Data about app and page elements:

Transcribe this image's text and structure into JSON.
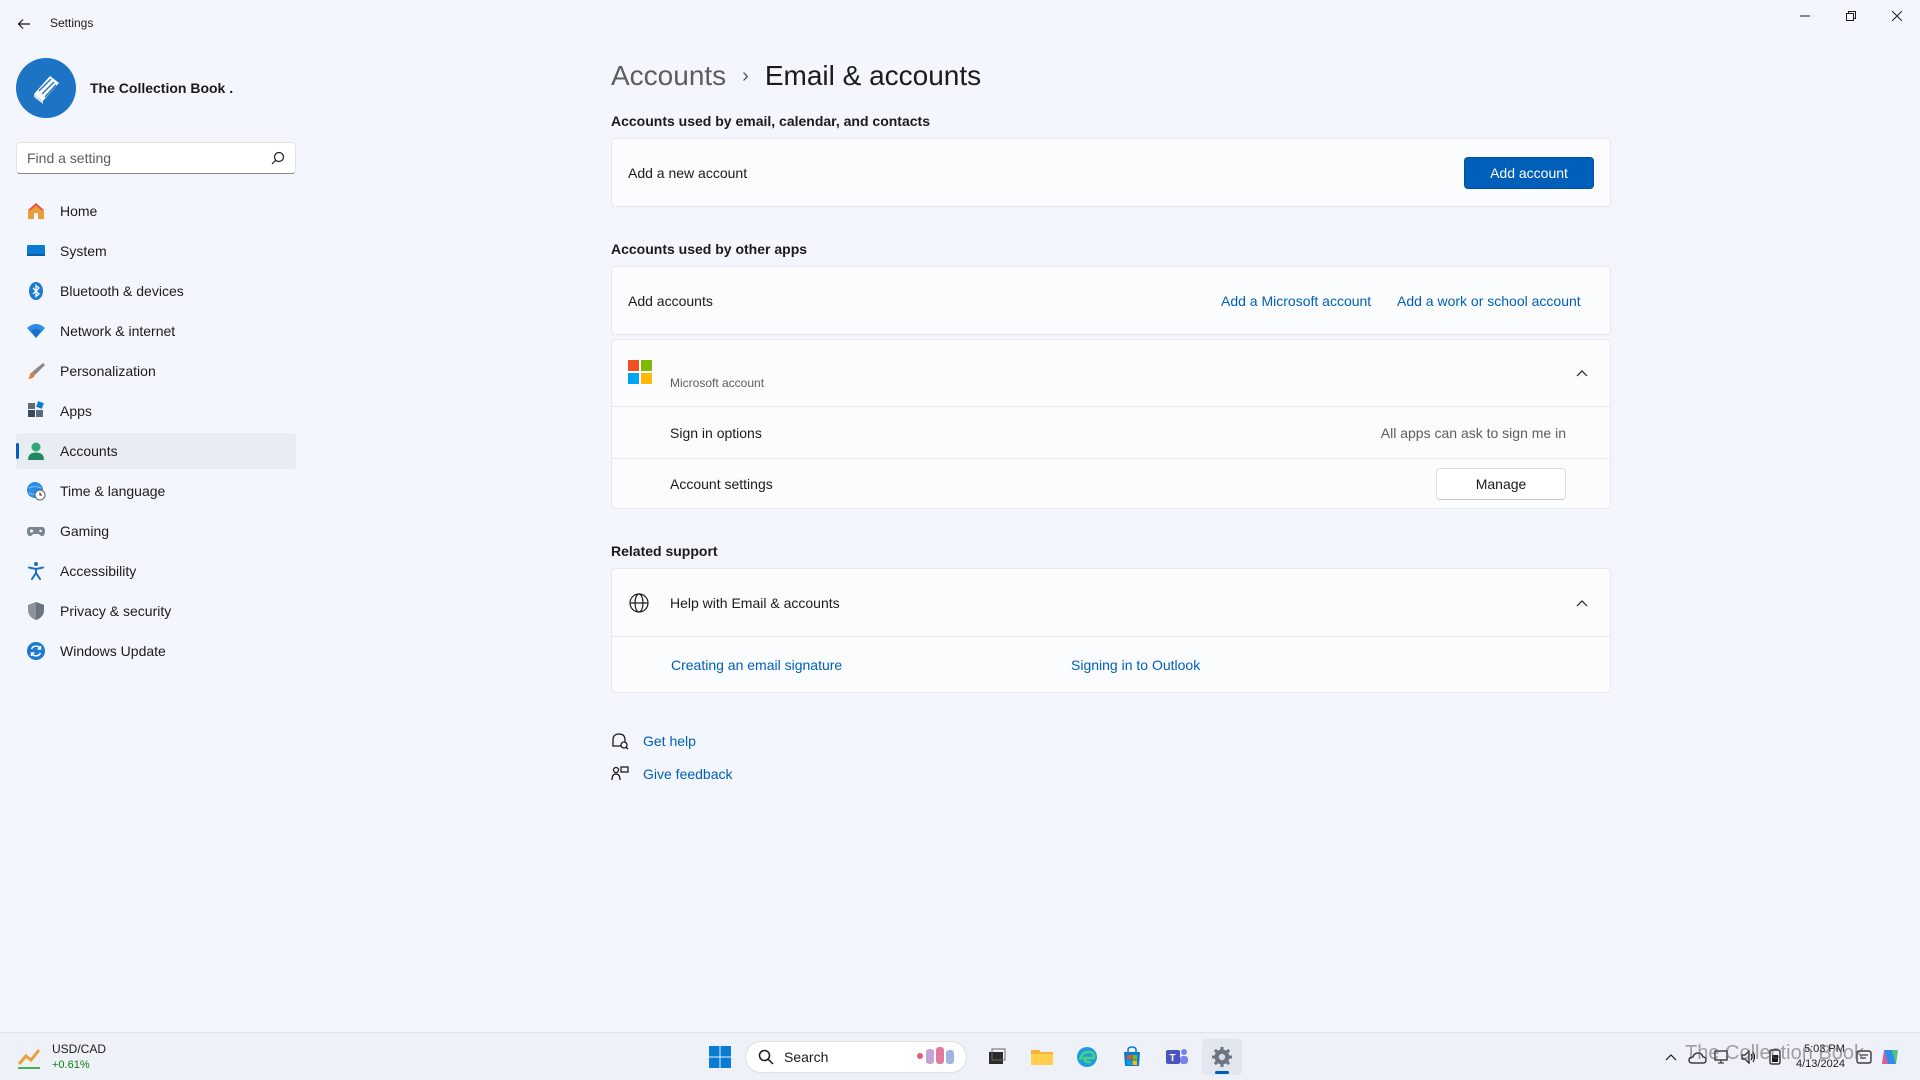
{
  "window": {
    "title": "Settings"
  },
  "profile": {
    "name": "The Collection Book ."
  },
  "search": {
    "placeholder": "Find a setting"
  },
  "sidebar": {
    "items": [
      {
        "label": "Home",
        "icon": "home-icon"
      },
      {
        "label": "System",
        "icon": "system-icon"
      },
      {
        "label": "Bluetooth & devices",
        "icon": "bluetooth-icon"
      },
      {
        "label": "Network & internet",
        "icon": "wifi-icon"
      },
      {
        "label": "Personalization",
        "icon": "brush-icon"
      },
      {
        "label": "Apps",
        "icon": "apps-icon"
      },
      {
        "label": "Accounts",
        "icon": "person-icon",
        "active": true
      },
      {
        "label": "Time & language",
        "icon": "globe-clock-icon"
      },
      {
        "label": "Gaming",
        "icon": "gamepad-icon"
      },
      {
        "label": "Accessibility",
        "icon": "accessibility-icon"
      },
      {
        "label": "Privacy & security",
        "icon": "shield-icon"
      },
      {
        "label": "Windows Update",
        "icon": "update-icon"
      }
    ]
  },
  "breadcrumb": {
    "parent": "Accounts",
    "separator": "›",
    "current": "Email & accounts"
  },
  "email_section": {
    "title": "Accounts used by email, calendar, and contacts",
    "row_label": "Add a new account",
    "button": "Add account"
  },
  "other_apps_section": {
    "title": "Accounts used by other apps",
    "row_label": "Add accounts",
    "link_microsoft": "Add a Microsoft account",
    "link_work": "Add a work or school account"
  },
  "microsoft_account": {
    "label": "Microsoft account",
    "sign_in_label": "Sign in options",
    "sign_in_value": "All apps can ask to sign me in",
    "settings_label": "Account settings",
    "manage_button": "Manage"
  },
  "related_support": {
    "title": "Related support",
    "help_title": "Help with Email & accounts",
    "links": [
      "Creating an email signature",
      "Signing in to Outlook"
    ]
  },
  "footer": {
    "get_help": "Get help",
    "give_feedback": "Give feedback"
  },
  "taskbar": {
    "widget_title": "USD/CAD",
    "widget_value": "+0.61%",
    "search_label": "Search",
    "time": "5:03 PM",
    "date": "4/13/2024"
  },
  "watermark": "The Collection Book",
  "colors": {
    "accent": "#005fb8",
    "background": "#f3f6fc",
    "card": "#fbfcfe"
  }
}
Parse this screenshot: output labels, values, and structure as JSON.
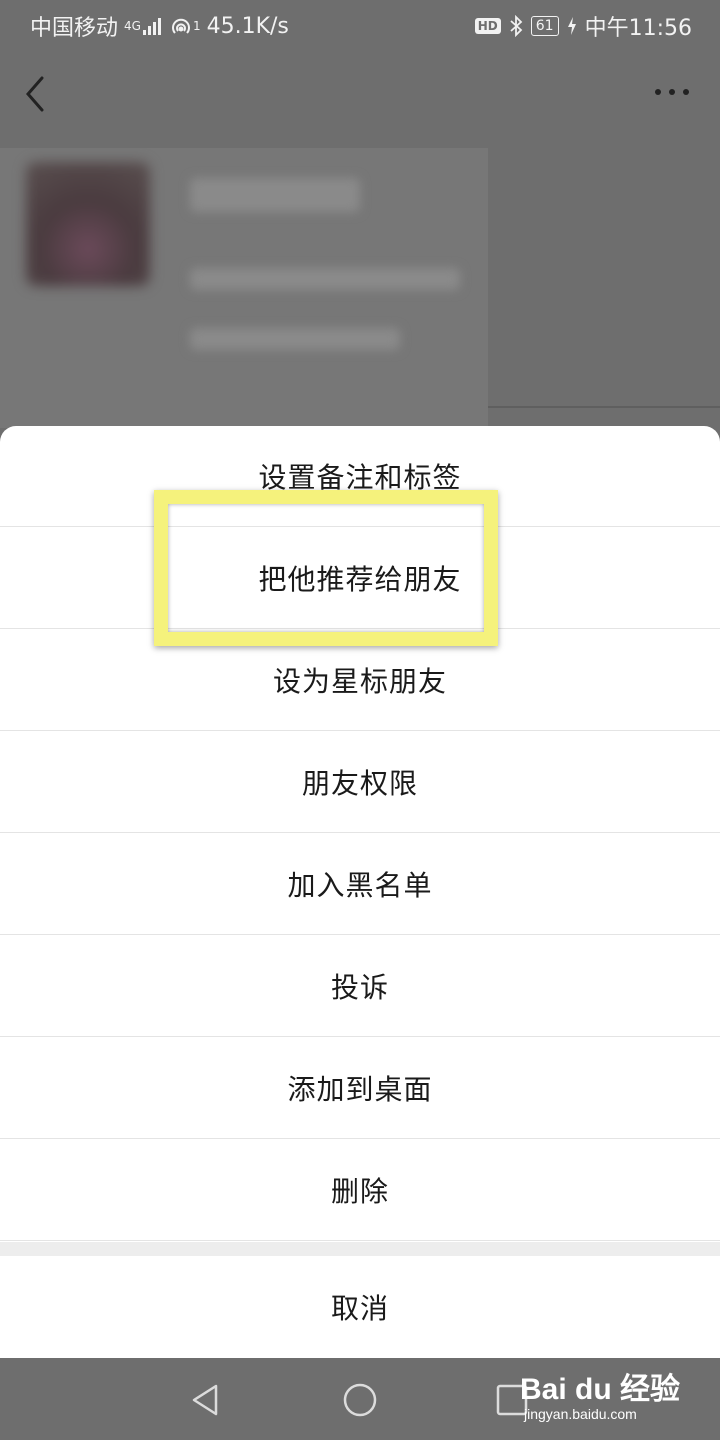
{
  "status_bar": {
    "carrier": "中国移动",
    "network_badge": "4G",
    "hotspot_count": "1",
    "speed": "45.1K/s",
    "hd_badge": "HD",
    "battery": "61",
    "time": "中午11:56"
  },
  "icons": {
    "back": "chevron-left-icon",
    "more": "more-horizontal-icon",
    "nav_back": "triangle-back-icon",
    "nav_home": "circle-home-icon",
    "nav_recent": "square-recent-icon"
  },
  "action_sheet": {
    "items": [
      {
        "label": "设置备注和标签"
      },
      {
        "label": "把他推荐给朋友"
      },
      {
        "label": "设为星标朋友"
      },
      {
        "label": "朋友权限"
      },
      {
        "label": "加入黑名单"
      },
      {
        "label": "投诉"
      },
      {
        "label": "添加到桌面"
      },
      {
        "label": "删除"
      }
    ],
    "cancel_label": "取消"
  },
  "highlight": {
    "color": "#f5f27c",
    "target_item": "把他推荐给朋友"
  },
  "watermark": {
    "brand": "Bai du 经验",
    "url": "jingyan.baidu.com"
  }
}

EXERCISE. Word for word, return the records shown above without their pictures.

RESPONSE.
Transcribe this image's text and structure into JSON.
{
  "window": {
    "title": "Settings"
  },
  "profile": {
    "name": "The Collection Book ."
  },
  "search": {
    "placeholder": "Find a setting"
  },
  "sidebar": {
    "items": [
      {
        "label": "Home",
        "icon": "home-icon"
      },
      {
        "label": "System",
        "icon": "system-icon"
      },
      {
        "label": "Bluetooth & devices",
        "icon": "bluetooth-icon"
      },
      {
        "label": "Network & internet",
        "icon": "wifi-icon"
      },
      {
        "label": "Personalization",
        "icon": "brush-icon"
      },
      {
        "label": "Apps",
        "icon": "apps-icon"
      },
      {
        "label": "Accounts",
        "icon": "person-icon",
        "active": true
      },
      {
        "label": "Time & language",
        "icon": "globe-clock-icon"
      },
      {
        "label": "Gaming",
        "icon": "gamepad-icon"
      },
      {
        "label": "Accessibility",
        "icon": "accessibility-icon"
      },
      {
        "label": "Privacy & security",
        "icon": "shield-icon"
      },
      {
        "label": "Windows Update",
        "icon": "update-icon"
      }
    ]
  },
  "breadcrumb": {
    "parent": "Accounts",
    "separator": "›",
    "current": "Email & accounts"
  },
  "email_section": {
    "title": "Accounts used by email, calendar, and contacts",
    "row_label": "Add a new account",
    "button": "Add account"
  },
  "other_apps_section": {
    "title": "Accounts used by other apps",
    "row_label": "Add accounts",
    "link_microsoft": "Add a Microsoft account",
    "link_work": "Add a work or school account"
  },
  "microsoft_account": {
    "label": "Microsoft account",
    "sign_in_label": "Sign in options",
    "sign_in_value": "All apps can ask to sign me in",
    "settings_label": "Account settings",
    "manage_button": "Manage"
  },
  "related_support": {
    "title": "Related support",
    "help_title": "Help with Email & accounts",
    "links": [
      "Creating an email signature",
      "Signing in to Outlook"
    ]
  },
  "footer": {
    "get_help": "Get help",
    "give_feedback": "Give feedback"
  },
  "taskbar": {
    "widget_title": "USD/CAD",
    "widget_value": "+0.61%",
    "search_label": "Search",
    "time": "5:03 PM",
    "date": "4/13/2024"
  },
  "watermark": "The Collection Book",
  "colors": {
    "accent": "#005fb8",
    "background": "#f3f6fc",
    "card": "#fbfcfe"
  }
}
Parse this screenshot: output labels, values, and structure as JSON.
{
  "status_bar": {
    "carrier": "中国移动",
    "network_badge": "4G",
    "hotspot_count": "1",
    "speed": "45.1K/s",
    "hd_badge": "HD",
    "battery": "61",
    "time": "中午11:56"
  },
  "icons": {
    "back": "chevron-left-icon",
    "more": "more-horizontal-icon",
    "nav_back": "triangle-back-icon",
    "nav_home": "circle-home-icon",
    "nav_recent": "square-recent-icon"
  },
  "action_sheet": {
    "items": [
      {
        "label": "设置备注和标签"
      },
      {
        "label": "把他推荐给朋友"
      },
      {
        "label": "设为星标朋友"
      },
      {
        "label": "朋友权限"
      },
      {
        "label": "加入黑名单"
      },
      {
        "label": "投诉"
      },
      {
        "label": "添加到桌面"
      },
      {
        "label": "删除"
      }
    ],
    "cancel_label": "取消"
  },
  "highlight": {
    "color": "#f5f27c",
    "target_item": "把他推荐给朋友"
  },
  "watermark": {
    "brand": "Bai du 经验",
    "url": "jingyan.baidu.com"
  }
}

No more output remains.